Recorded data:

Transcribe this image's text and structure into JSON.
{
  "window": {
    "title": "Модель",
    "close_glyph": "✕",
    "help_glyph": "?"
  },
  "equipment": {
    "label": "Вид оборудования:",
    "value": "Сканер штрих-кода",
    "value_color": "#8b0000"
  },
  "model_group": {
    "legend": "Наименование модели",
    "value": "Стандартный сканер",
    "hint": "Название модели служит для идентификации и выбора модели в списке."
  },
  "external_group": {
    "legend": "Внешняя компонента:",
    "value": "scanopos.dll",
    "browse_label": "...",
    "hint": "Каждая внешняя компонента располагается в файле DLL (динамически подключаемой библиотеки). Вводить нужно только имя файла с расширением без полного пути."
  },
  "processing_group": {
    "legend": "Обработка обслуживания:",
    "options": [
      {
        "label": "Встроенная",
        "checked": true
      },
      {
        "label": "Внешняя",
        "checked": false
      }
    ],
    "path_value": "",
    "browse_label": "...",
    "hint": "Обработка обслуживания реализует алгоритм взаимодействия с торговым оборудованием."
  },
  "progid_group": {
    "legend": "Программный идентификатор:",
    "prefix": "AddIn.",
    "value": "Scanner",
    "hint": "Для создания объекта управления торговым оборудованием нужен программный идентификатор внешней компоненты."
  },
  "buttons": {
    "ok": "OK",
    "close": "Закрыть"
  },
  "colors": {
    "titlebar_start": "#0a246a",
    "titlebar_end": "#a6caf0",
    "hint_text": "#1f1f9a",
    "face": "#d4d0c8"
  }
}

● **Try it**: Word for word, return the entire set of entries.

● **Solution below**:
Transcribe this image's text and structure into JSON.
{
  "window": {
    "title": "Модель",
    "close_glyph": "✕",
    "help_glyph": "?"
  },
  "equipment": {
    "label": "Вид оборудования:",
    "value": "Сканер штрих-кода",
    "value_color": "#8b0000"
  },
  "model_group": {
    "legend": "Наименование модели",
    "value": "Стандартный сканер",
    "hint": "Название модели служит для идентификации и выбора модели в списке."
  },
  "external_group": {
    "legend": "Внешняя компонента:",
    "value": "scanopos.dll",
    "browse_label": "...",
    "hint": "Каждая внешняя компонента располагается в файле DLL (динамически подключаемой библиотеки). Вводить нужно только имя файла с расширением без полного пути."
  },
  "processing_group": {
    "legend": "Обработка обслуживания:",
    "options": [
      {
        "label": "Встроенная",
        "checked": true
      },
      {
        "label": "Внешняя",
        "checked": false
      }
    ],
    "path_value": "",
    "browse_label": "...",
    "hint": "Обработка обслуживания реализует алгоритм взаимодействия с торговым оборудованием."
  },
  "progid_group": {
    "legend": "Программный идентификатор:",
    "prefix": "AddIn.",
    "value": "Scanner",
    "hint": "Для создания объекта управления торговым оборудованием нужен программный идентификатор внешней компоненты."
  },
  "buttons": {
    "ok": "OK",
    "close": "Закрыть"
  },
  "colors": {
    "titlebar_start": "#0a246a",
    "titlebar_end": "#a6caf0",
    "hint_text": "#1f1f9a",
    "face": "#d4d0c8"
  }
}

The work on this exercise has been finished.